I have found that my M1 Carbine is a finicky beast at the range. Sadly, my example has a disappointing tendency to improperly eject spent casings after firing, causing stovepipe failures. Though I have thoroughly cleaned the M1, most collectors attribute these hiccups to worn extractors or stiff/broken ejectors. I’ll have to spend more time with the rifle diagnosing these issues, but it is not all that surprising that a well-worn example like this would have a few problems. For reference, this was a Rack Grade M1 from the CMP.
Most sources I’ve seen rate the M1 Carbine as a three to five minute of arc (MOA) rifle. While it is far from a sub-MOA shooter, I feel that it is much more accurate than five MOA. Even my well-worn M1 (2+ muzzle erosion) is capable of stacking rounds at 25 yards, and hitting clay pigeons with it at 100 yards is relatively trivial. The M1 Carbine’s peep sights are excellent for range work, and as long as the barrel is in decent shape, groupings in the two to four MOA range should certainly be manageable.
The most disappointing aspect of the M1 Carbine is the fact that new imports/Lend-Lease returns have mostly dried up. As such, prices for these classic rifles have increased significantly over the last four or five years, and most good examples currently sell for $800 to $1,000. Even at those prices, my admittedly biased opinion is that the M1 Carbine is well worth serious consideration. Shooters will be hard-pressed to find a more enjoyable WWII carbine for range use, and collectors need at least one carbine to round out a WWII collection.

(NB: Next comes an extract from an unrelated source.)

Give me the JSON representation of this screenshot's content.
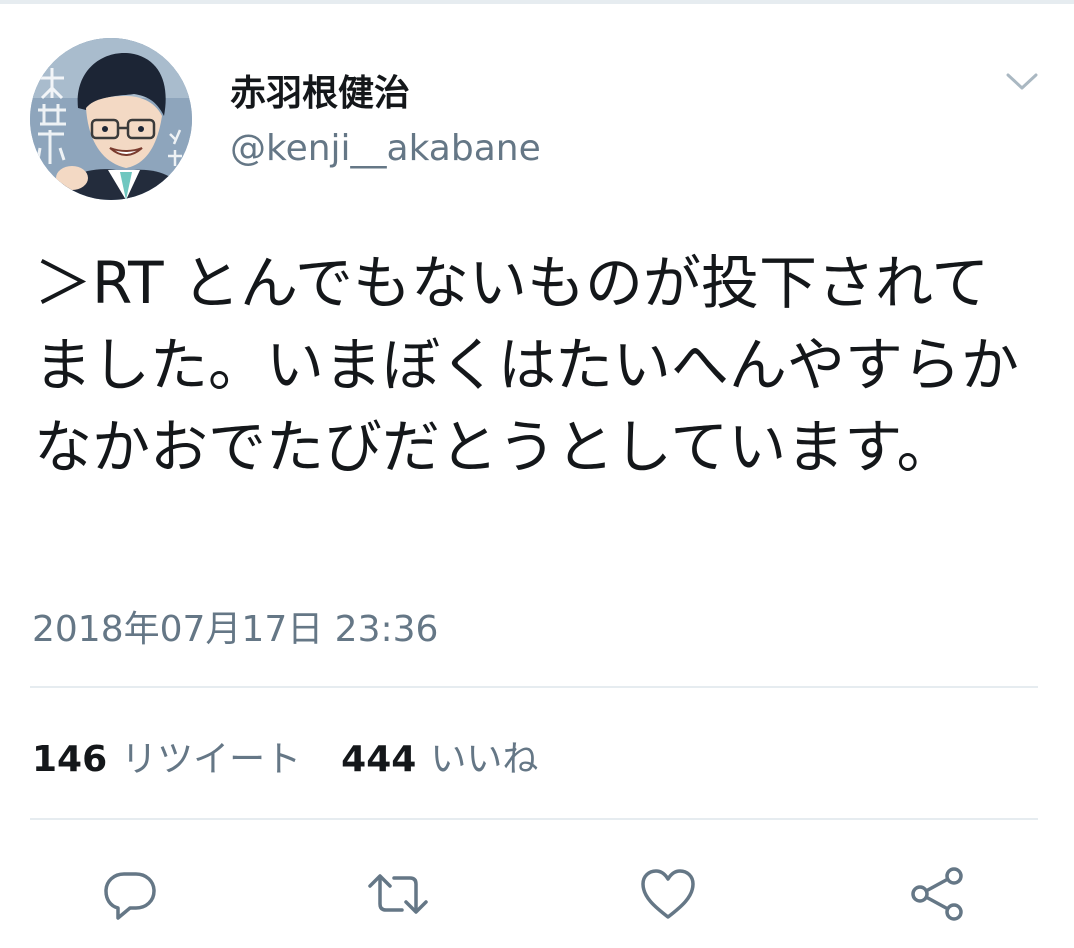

An information security professional by day and gun blogger by night, Nathan started his firearms journey at 16 years old as a collector of C&R rifles. These days, you’re likely to find him shooting something a bit more modern – and usually equipped with a suppressor – but his passion for firearms with military heritage has never waned. Over the last five years, Nathan has written about a variety of firearms topics, including Second Amendment politics and gun and gear reviews. When he isn’t shooting or writing, Nathan nerds out over computers, 3D printing, and Star Wars.